Input records Start Marker
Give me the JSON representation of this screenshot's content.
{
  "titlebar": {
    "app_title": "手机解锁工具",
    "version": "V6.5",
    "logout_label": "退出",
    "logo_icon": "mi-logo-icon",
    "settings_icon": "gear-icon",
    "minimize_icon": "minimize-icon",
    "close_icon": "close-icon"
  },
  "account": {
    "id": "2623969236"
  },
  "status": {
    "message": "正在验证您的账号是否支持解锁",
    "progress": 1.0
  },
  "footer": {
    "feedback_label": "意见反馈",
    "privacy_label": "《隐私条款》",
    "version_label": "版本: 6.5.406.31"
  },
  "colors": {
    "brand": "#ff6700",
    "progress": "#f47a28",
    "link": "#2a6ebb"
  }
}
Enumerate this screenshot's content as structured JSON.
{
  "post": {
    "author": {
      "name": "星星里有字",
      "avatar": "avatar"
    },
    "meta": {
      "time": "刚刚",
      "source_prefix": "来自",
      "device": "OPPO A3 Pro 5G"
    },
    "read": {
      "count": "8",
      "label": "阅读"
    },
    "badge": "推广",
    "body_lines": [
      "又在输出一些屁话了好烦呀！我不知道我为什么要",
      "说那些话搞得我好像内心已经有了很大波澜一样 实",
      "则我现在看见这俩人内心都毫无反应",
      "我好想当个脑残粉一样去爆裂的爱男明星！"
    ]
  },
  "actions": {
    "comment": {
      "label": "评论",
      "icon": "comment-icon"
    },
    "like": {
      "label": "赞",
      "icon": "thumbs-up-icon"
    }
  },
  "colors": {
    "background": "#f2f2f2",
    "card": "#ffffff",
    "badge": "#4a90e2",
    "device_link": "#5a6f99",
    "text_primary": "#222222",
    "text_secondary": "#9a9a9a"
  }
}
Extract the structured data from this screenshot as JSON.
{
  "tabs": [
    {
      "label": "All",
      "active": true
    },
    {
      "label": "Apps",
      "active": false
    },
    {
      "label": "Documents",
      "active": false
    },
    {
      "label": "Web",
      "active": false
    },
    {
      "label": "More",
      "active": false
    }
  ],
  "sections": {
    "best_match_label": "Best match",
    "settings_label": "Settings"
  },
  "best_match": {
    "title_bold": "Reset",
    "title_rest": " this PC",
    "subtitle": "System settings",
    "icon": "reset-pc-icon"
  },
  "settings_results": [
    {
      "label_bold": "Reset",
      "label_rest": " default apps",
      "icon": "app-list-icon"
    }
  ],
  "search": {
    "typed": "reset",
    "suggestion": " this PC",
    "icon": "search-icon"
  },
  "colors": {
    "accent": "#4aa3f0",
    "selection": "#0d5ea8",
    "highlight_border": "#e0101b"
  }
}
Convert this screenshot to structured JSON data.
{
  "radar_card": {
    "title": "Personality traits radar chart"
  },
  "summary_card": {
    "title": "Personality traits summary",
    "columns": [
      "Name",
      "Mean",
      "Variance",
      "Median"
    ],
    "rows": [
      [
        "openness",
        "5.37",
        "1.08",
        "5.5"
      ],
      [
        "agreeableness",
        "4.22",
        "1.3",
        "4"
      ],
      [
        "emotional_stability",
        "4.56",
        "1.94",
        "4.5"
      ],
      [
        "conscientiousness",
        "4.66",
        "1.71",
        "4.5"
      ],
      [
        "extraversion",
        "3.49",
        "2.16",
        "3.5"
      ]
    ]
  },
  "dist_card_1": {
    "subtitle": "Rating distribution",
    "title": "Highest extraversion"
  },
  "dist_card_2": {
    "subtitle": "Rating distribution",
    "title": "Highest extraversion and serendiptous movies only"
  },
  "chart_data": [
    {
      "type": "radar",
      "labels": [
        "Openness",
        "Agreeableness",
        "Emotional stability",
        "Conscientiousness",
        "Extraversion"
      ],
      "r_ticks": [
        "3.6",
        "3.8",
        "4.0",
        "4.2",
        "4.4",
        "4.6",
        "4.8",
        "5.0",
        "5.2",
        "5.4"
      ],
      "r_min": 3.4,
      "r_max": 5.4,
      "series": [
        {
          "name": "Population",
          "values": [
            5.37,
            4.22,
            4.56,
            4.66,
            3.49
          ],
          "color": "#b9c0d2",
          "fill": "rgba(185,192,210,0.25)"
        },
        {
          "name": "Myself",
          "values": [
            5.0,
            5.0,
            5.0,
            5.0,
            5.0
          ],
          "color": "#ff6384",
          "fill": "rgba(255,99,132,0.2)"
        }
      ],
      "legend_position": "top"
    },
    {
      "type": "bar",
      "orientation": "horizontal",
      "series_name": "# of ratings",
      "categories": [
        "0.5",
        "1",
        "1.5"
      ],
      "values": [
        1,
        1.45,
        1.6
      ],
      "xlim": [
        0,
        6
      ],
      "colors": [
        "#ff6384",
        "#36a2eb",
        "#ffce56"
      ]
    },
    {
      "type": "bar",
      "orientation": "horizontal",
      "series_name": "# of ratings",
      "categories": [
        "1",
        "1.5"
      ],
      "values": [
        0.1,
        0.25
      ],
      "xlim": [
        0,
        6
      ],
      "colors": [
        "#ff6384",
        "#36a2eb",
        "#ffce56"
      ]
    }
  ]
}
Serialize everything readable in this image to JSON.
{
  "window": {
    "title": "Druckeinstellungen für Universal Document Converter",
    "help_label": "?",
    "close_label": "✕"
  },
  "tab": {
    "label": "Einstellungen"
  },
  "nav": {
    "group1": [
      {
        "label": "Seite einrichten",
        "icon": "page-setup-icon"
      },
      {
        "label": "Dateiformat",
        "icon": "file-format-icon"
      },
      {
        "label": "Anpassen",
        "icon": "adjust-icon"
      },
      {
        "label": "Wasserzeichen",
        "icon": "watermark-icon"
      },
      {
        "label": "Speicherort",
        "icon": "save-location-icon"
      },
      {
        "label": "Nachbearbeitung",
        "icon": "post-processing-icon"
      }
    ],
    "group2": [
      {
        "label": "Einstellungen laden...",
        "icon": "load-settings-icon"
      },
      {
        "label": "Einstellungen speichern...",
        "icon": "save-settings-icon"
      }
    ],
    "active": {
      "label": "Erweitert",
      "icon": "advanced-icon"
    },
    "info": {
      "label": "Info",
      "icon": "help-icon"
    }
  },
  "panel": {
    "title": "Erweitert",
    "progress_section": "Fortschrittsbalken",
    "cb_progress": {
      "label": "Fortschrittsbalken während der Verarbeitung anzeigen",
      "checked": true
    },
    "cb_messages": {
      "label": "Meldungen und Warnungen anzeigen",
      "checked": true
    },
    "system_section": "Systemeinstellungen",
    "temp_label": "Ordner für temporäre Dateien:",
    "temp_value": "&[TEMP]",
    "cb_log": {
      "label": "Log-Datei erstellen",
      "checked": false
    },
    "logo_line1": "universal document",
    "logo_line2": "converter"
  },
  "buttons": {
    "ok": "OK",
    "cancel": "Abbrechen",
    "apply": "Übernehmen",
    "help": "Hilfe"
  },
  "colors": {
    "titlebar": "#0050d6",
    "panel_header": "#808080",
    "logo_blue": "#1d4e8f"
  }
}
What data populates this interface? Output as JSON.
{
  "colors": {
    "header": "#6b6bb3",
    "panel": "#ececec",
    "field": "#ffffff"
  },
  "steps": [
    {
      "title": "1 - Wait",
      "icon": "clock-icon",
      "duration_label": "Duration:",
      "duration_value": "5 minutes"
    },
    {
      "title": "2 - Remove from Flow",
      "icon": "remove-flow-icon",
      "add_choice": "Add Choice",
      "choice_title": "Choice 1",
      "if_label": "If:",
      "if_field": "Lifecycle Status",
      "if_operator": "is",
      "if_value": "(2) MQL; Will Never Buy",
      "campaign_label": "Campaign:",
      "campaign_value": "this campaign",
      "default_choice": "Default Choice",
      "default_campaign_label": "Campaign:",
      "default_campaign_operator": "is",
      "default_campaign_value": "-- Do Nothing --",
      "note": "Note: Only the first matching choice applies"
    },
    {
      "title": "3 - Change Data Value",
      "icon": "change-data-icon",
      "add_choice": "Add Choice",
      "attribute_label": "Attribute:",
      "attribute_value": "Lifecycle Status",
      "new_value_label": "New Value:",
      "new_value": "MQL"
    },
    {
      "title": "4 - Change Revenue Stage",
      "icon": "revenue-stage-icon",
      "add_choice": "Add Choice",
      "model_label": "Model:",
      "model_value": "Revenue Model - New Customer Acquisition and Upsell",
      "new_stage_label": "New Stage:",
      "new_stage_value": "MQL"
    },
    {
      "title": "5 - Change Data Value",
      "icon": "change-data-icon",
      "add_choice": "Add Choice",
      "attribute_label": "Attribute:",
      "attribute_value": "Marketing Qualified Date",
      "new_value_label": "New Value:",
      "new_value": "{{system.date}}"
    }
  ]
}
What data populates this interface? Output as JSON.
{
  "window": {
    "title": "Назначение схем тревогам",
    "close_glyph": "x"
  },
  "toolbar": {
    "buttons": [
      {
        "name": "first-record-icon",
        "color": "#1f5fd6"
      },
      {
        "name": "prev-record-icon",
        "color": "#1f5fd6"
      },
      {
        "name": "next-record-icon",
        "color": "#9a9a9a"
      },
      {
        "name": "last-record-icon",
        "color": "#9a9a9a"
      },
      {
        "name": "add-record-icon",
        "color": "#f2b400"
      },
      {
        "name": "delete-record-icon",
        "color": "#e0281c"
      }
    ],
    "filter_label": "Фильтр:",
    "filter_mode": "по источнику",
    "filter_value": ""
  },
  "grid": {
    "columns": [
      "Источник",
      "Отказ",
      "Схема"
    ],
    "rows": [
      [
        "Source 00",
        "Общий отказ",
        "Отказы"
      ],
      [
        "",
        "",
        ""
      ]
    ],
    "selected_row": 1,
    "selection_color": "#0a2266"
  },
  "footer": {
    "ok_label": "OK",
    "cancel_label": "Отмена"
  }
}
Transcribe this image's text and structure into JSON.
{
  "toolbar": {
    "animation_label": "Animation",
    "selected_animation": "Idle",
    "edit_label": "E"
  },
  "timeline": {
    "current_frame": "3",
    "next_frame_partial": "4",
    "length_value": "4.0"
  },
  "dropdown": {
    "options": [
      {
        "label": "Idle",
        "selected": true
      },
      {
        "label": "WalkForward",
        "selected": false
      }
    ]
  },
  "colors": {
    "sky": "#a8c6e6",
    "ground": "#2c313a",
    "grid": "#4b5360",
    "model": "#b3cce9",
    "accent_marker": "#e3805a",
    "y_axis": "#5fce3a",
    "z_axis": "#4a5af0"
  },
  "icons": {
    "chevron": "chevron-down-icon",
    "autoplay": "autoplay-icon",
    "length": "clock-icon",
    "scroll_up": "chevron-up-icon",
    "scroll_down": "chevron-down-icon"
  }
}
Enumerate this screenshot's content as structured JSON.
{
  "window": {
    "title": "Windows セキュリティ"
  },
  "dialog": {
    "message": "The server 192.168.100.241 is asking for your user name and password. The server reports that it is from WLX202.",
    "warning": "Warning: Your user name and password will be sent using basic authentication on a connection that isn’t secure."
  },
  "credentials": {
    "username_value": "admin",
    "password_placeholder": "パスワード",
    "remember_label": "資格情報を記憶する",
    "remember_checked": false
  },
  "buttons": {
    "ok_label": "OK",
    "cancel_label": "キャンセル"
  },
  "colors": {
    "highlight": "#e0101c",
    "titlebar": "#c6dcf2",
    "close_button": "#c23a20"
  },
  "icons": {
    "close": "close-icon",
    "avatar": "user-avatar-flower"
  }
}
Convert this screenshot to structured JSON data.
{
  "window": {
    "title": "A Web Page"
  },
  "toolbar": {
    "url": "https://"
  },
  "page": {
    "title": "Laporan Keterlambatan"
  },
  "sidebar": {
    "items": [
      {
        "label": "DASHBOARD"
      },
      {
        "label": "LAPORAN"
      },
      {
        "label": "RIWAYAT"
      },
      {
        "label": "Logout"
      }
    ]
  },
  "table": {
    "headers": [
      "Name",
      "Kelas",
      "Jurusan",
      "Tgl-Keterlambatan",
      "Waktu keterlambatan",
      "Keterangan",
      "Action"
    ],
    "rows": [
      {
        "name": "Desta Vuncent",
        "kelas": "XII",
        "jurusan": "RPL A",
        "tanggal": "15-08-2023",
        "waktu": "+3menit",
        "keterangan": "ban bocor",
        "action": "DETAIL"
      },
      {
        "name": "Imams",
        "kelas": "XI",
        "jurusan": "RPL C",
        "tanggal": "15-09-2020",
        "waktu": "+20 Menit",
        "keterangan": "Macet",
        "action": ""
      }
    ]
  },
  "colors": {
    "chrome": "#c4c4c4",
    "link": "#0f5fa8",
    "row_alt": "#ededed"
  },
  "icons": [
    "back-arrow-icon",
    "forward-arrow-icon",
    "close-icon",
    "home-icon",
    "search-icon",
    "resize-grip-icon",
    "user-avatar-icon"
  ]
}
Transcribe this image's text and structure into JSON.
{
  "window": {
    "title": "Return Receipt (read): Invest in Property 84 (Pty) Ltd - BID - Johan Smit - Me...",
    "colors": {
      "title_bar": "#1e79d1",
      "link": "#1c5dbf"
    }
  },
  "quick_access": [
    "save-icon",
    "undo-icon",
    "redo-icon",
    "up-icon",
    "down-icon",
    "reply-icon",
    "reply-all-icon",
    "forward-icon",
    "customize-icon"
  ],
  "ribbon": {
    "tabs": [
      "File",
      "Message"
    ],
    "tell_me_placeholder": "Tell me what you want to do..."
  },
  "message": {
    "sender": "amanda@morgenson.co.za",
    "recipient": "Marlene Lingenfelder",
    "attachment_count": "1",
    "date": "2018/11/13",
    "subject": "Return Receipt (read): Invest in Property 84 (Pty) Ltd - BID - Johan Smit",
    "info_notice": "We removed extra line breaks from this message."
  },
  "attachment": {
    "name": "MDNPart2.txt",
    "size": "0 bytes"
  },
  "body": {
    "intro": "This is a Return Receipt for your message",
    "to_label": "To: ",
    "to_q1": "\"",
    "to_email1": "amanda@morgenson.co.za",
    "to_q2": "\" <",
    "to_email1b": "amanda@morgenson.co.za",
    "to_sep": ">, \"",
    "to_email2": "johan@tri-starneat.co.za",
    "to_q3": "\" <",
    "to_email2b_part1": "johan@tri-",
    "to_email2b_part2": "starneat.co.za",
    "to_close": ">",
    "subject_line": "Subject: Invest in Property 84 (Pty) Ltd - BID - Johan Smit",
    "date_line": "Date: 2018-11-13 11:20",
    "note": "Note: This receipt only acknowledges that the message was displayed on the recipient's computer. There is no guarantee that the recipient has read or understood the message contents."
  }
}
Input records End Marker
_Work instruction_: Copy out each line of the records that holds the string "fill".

_Solution for this problem_:
          "fill": "rgba(185,192,210,0.25)"
          "fill": "rgba(255,99,132,0.2)"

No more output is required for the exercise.